He filed against Wright in Norway, claiming a judgement that his tweets were lawful and that he shouldn’t have to pay damages. In this case, the judge said that Norway was the right jurisdiction—which Wright is currently appealing.
After this case was filed, Wright then started his libel case in the UK against Hodlonaut. But this was thrown out due to a lack of jurisdiction, which Wright is again appealing.
“If it ends up in Norway, as it looks like, [Wright] will not be able to just drop the case. Then it will go to court, and we will have a ruling,” he added.
But while lawyers are still debating where those cases should be held, one case is actually full steam ahead.
Craig Wright v Peter McCormack: Ongoing
Wright has managed to get one lawsuit going in the UK, largely because Peter McCormack, host of the What Bitcoin Did podcast, actually resides in the UK. Wright’s suing for £100,000 ($126,000) over McCormack calling him a fraud.
McCormack is unable to discuss the case, which is ongoing, but posted an update recently on Twitter. He said the Master—a procedural judge—wanted to see Wright prove that he is Satoshi.
McCormack said he offered £250,000 ($315,000) if Wright could sign a Bitcoin transaction using one of Satoshi’s private keys.
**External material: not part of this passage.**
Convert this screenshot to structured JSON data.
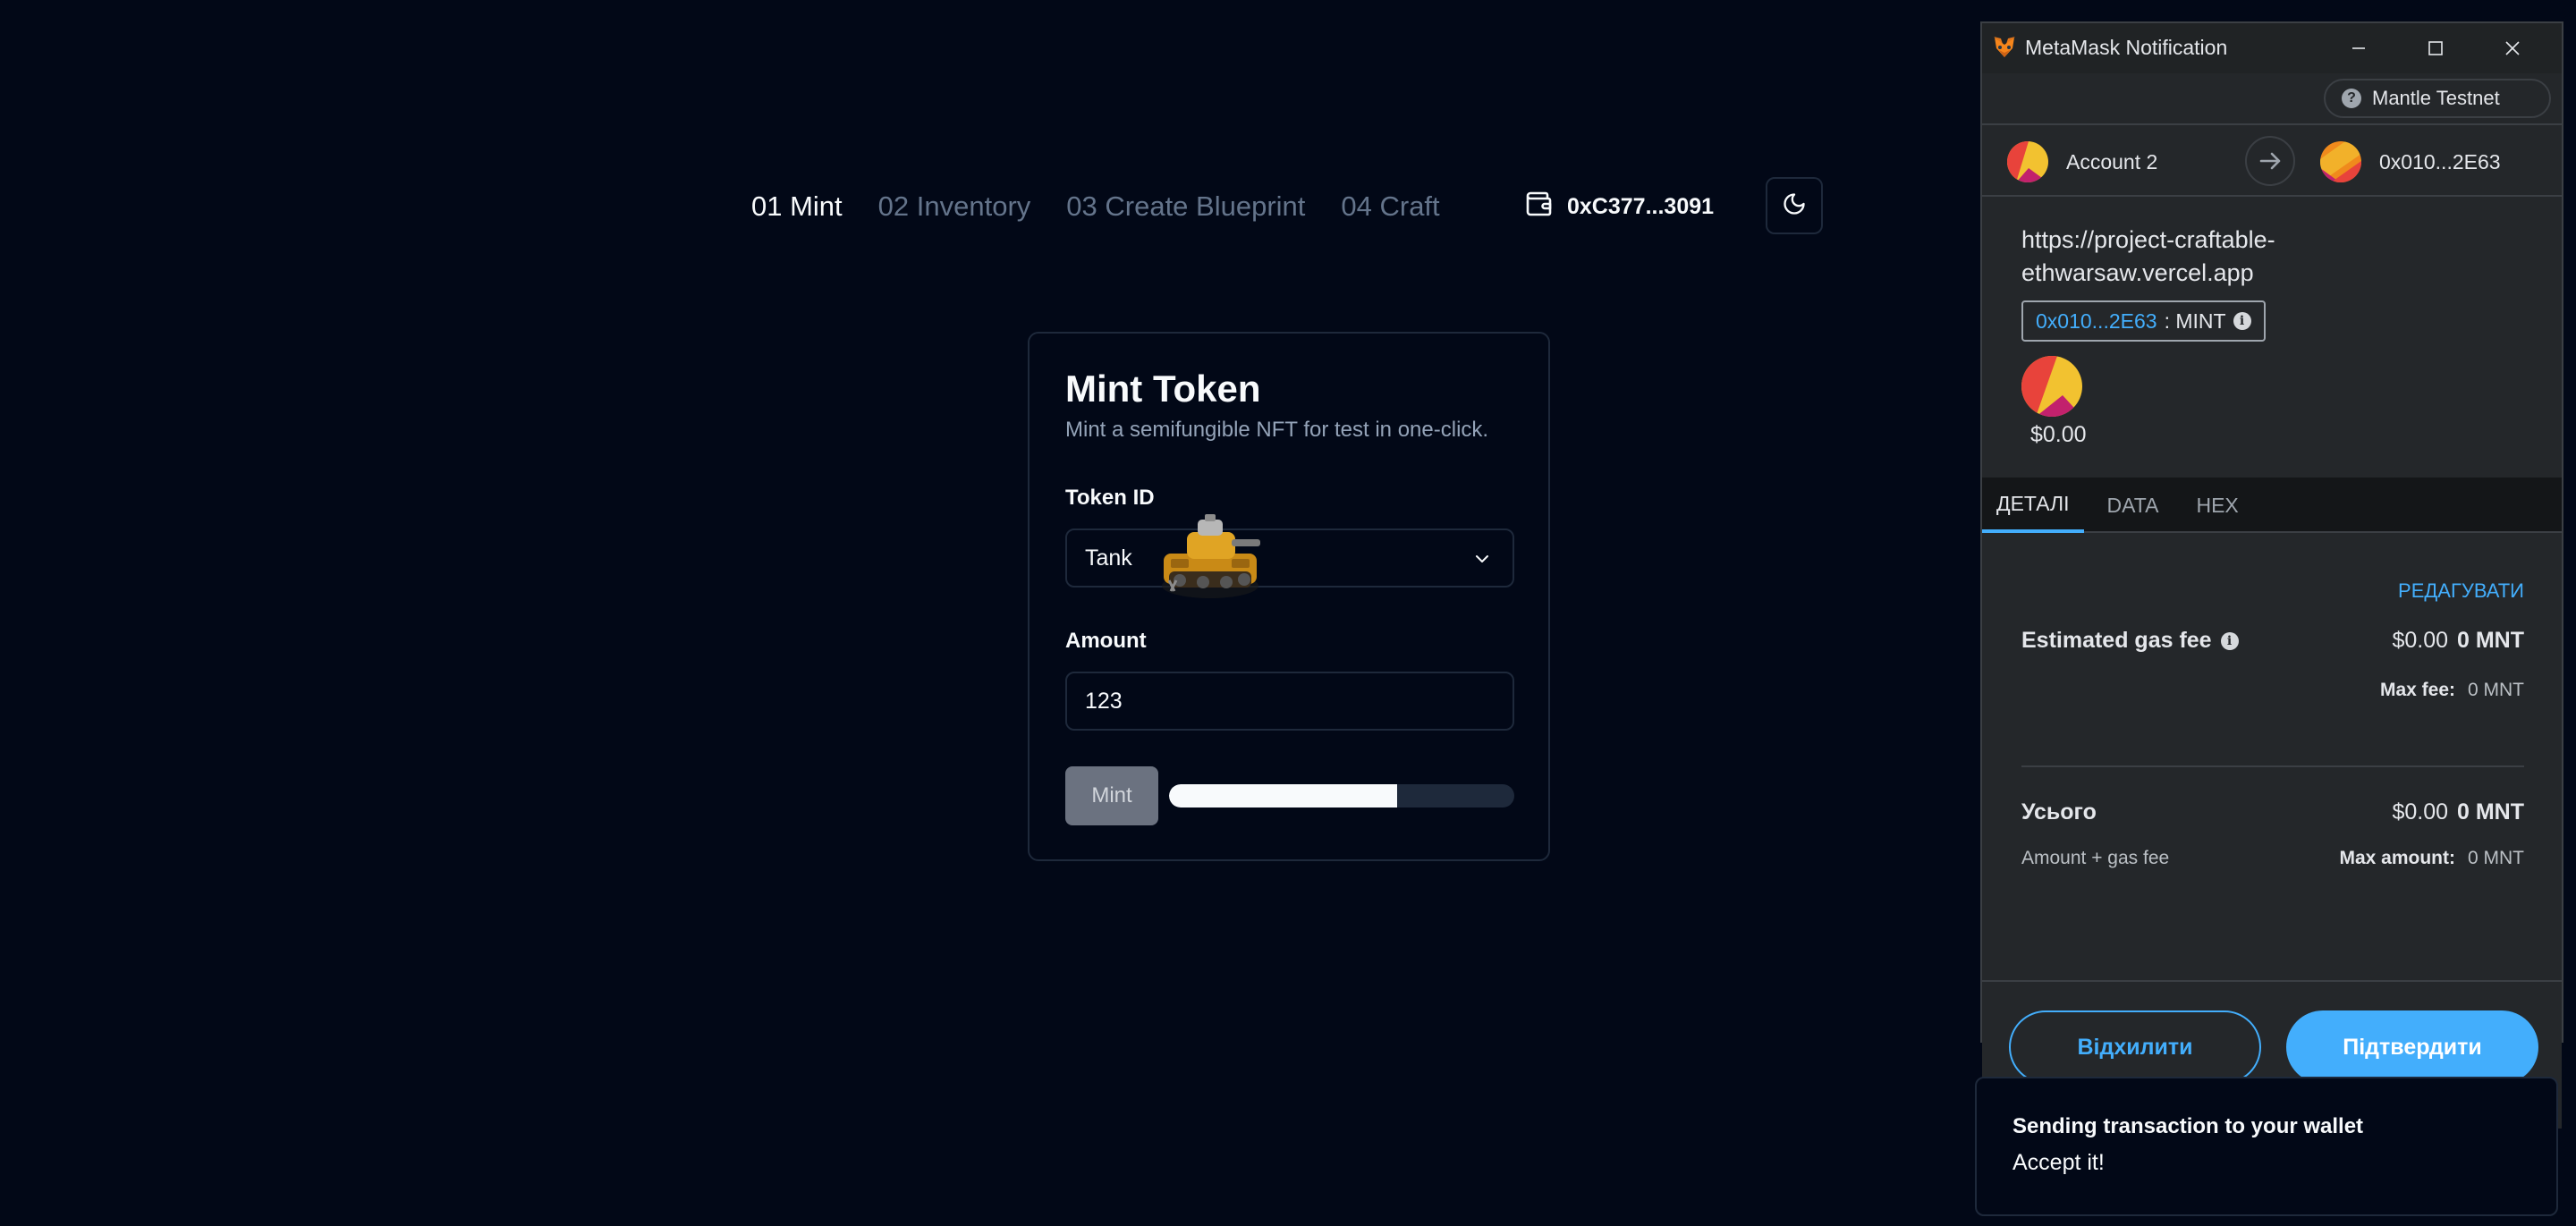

Only Wright claims they’re locked in a bonded trust that he can’t access. Which is actually the main issue in another lawsuit. The court case continues.